What is being asked » Copy each line of the material beneath that holds the word "java".

##### Study material

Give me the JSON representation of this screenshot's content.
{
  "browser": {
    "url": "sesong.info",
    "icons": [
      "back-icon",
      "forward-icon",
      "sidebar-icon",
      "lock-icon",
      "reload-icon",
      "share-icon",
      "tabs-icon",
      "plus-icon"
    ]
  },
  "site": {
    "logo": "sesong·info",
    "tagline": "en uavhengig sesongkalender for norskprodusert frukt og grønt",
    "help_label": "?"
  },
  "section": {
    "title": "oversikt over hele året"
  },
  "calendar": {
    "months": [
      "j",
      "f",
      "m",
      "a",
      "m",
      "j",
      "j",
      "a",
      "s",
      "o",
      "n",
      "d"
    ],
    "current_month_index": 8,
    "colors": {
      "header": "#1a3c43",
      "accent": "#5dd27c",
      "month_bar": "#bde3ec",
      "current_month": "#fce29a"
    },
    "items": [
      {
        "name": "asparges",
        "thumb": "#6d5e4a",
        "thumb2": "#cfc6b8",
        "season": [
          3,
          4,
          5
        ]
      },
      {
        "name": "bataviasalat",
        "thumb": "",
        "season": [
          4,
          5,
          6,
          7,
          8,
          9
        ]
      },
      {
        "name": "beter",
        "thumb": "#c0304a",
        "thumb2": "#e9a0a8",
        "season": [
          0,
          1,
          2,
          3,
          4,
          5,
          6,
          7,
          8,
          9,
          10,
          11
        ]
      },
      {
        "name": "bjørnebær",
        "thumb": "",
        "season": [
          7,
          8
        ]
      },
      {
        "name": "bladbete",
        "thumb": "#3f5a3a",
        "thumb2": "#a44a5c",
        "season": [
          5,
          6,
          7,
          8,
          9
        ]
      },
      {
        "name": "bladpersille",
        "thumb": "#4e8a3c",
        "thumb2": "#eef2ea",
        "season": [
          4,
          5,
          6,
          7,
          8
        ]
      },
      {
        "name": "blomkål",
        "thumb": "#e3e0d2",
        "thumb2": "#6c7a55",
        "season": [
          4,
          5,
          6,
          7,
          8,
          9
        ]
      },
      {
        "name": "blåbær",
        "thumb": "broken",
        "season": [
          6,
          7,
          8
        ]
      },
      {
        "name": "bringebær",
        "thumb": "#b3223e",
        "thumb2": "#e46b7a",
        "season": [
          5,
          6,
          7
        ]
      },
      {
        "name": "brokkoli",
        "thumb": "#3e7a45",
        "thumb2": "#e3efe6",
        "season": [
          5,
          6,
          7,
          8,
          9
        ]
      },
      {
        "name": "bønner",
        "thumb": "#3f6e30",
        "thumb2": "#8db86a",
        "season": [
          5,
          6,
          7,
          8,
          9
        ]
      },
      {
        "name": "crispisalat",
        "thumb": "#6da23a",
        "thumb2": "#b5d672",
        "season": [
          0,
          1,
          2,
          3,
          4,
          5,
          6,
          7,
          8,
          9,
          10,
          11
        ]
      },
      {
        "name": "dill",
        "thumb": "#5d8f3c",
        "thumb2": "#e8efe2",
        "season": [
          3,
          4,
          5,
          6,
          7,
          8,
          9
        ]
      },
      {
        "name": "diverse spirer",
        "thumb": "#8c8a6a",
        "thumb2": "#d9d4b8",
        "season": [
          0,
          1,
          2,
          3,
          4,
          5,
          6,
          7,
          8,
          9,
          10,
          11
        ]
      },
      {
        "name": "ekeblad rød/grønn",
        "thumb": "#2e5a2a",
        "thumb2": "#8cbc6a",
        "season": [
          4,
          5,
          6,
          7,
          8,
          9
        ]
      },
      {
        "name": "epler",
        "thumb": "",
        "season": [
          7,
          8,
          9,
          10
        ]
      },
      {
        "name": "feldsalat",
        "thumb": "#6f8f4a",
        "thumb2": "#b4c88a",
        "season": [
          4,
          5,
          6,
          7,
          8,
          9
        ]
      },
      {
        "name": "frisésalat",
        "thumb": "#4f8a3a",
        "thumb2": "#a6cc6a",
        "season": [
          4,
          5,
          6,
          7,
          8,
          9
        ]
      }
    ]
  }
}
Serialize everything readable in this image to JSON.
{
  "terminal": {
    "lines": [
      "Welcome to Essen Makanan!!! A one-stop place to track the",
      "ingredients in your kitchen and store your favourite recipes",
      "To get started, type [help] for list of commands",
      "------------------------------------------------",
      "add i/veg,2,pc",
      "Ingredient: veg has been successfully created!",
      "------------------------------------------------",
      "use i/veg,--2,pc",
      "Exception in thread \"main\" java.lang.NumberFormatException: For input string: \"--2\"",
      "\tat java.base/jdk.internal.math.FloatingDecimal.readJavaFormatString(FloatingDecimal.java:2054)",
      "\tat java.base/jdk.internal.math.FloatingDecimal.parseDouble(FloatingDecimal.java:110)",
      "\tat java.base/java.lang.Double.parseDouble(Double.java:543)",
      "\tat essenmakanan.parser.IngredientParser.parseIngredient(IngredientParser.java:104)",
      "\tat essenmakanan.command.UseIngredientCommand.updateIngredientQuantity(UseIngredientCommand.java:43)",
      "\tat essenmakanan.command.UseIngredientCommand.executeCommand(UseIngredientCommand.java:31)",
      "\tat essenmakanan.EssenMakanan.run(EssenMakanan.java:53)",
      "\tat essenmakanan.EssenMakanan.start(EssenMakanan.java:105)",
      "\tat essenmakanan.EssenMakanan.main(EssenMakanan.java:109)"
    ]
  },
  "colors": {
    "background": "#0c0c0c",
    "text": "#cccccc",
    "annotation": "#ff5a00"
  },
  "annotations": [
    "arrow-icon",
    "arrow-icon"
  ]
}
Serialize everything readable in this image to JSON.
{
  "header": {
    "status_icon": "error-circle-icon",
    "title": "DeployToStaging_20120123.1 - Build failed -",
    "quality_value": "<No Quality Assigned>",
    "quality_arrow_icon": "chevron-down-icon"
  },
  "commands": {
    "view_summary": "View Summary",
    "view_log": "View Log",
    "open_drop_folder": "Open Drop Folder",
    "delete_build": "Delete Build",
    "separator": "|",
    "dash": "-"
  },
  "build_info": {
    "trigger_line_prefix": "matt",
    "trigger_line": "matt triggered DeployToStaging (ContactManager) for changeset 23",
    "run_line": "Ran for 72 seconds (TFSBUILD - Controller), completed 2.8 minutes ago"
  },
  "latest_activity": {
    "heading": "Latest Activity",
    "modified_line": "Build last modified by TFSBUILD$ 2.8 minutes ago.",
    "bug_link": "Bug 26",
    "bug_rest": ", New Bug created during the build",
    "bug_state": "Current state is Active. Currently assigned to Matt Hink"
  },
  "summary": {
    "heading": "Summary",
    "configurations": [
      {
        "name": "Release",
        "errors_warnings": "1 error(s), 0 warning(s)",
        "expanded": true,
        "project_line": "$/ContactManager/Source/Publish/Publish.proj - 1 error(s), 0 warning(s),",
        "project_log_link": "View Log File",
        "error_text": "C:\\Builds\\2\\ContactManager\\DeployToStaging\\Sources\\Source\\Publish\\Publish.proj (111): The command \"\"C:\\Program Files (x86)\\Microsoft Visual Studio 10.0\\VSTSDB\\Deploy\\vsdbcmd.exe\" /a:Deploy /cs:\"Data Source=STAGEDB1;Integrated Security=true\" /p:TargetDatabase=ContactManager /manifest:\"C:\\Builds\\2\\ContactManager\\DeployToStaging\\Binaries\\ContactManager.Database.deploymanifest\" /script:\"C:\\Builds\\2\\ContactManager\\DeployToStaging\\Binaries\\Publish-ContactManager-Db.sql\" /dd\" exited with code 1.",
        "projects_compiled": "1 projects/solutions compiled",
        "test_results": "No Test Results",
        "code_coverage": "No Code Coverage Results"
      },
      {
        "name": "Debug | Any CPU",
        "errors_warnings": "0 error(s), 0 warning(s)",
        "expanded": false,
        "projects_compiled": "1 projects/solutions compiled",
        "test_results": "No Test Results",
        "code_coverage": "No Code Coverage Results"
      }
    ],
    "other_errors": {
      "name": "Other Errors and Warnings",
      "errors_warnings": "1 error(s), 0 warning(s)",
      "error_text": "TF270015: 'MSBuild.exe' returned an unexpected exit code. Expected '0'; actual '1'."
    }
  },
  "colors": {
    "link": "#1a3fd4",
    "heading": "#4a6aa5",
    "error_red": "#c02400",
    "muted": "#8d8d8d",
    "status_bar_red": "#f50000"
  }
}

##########

Solution below »
      "Exception in thread \"main\" java.lang.NumberFormatException: For input string: \"--2\"",
      "\tat java.base/jdk.internal.math.FloatingDecimal.readJavaFormatString(FloatingDecimal.java:2054)",
      "\tat java.base/jdk.internal.math.FloatingDecimal.parseDouble(FloatingDecimal.java:110)",
      "\tat java.base/java.lang.Double.parseDouble(Double.java:543)",
      "\tat essenmakanan.parser.IngredientParser.parseIngredient(IngredientParser.java:104)",
      "\tat essenmakanan.command.UseIngredientCommand.updateIngredientQuantity(UseIngredientCommand.java:43)",
      "\tat essenmakanan.command.UseIngredientCommand.executeCommand(UseIngredientCommand.java:31)",
      "\tat essenmakanan.EssenMakanan.run(EssenMakanan.java:53)",
      "\tat essenmakanan.EssenMakanan.start(EssenMakanan.java:105)",
      "\tat essenmakanan.EssenMakanan.main(EssenMakanan.java:109)"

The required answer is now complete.